World History Timeline: India. This a powerful graphic engine that will initialize in the Time Maps History Atlas with “India and South Asia.” Stay there and click your way through the India map from 3500 BC on. Once done, and if you’re inclined, click Atlas on the header bar, and pick another area of the world.
Mesopotamian Timeline. This is a powerful ancient history website. Once you’ve reviewed the Mesopotamian timeline on the first page, you might profitably examine the rest of the site for your future reference.
Ancient Egyptian Timeline. This powerful site is dedicated to Ancient Egypt. Once you’ve reviewed the Egyptian timeline on the first page, you might profitably survey the rest of the site for your future reference.

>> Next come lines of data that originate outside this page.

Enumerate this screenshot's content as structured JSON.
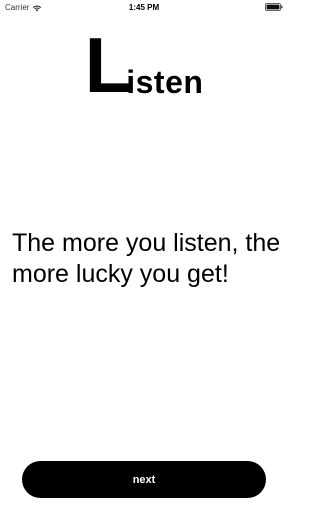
{
  "status_bar": {
    "carrier": "Carrier",
    "time": "1:45 PM",
    "wifi_icon": "wifi-icon",
    "battery_icon": "battery-icon"
  },
  "logo": {
    "initial": "L",
    "rest": "isten"
  },
  "message": "The more you listen, the more lucky you get!",
  "next_button": {
    "label": "next"
  },
  "colors": {
    "background": "#ffffff",
    "text": "#000000",
    "button_bg": "#000000",
    "button_text": "#ffffff"
  }
}
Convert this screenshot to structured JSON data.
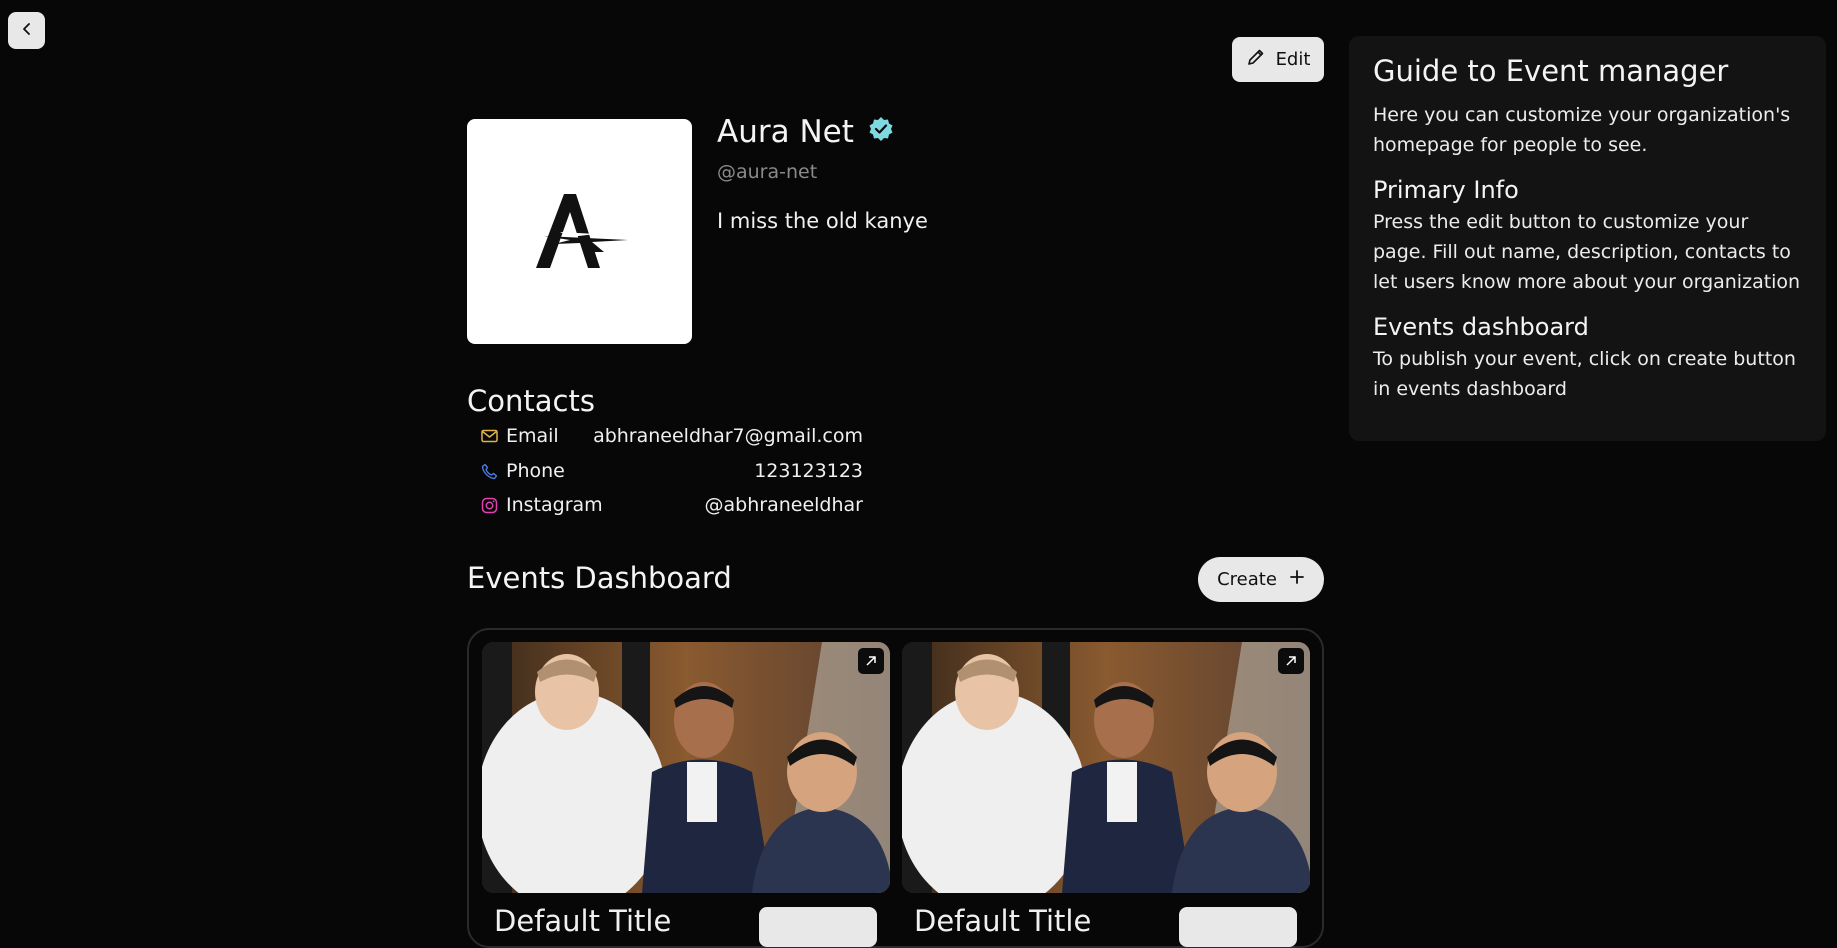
{
  "header": {
    "back_icon": "chevron-left-icon",
    "edit_label": "Edit",
    "edit_icon": "pencil-icon"
  },
  "profile": {
    "name": "Aura Net",
    "verified_icon": "verified-badge-icon",
    "handle": "@aura-net",
    "description": "I miss the old kanye",
    "logo_icon": "aura-logo-icon"
  },
  "contacts": {
    "title": "Contacts",
    "items": [
      {
        "icon": "mail-icon",
        "label": "Email",
        "value": "abhraneeldhar7@gmail.com",
        "color": "#e0b34a"
      },
      {
        "icon": "phone-icon",
        "label": "Phone",
        "value": "123123123",
        "color": "#4a7de0"
      },
      {
        "icon": "instagram-icon",
        "label": "Instagram",
        "value": "@abhraneeldhar",
        "color": "#e040b0"
      }
    ]
  },
  "events": {
    "title": "Events Dashboard",
    "create_label": "Create",
    "create_icon": "plus-icon",
    "cards": [
      {
        "title": "Default Title",
        "image": "event-photo",
        "expand_icon": "expand-arrow-icon"
      },
      {
        "title": "Default Title",
        "image": "event-photo",
        "expand_icon": "expand-arrow-icon"
      }
    ]
  },
  "guide": {
    "title": "Guide to Event manager",
    "intro": "Here you can customize your organization's homepage for people to see.",
    "sections": [
      {
        "heading": "Primary Info",
        "text": "Press the edit button to customize your page. Fill out name, description, contacts to let users know more about your organization"
      },
      {
        "heading": "Events dashboard",
        "text": "To publish your event, click on create button in events dashboard"
      }
    ]
  },
  "colors": {
    "background": "#070707",
    "button_bg": "#e8e8e8",
    "verified": "#7fd9e0",
    "panel": "#131313"
  }
}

World History Timeline. We’ve used this website above, but this time it starts on a page with a single timeline of top historical events all over the world. Note the control bar on the top of the left panel. Start by clicking 9000-4000 BC. When finished with that, do the next two timelines. The lowest timeline isn’t yet live.
I hope you have enjoyed today’s exercise of what Hercule Poirot calls “your little grey cells.” If you have followed this Raising Up Pharaoh blog all the way from the first post, you have already acquired a broader overview of prehistory than 99% of the world’s college-educated population.
Thanks for visiting,
R. E. J. Burke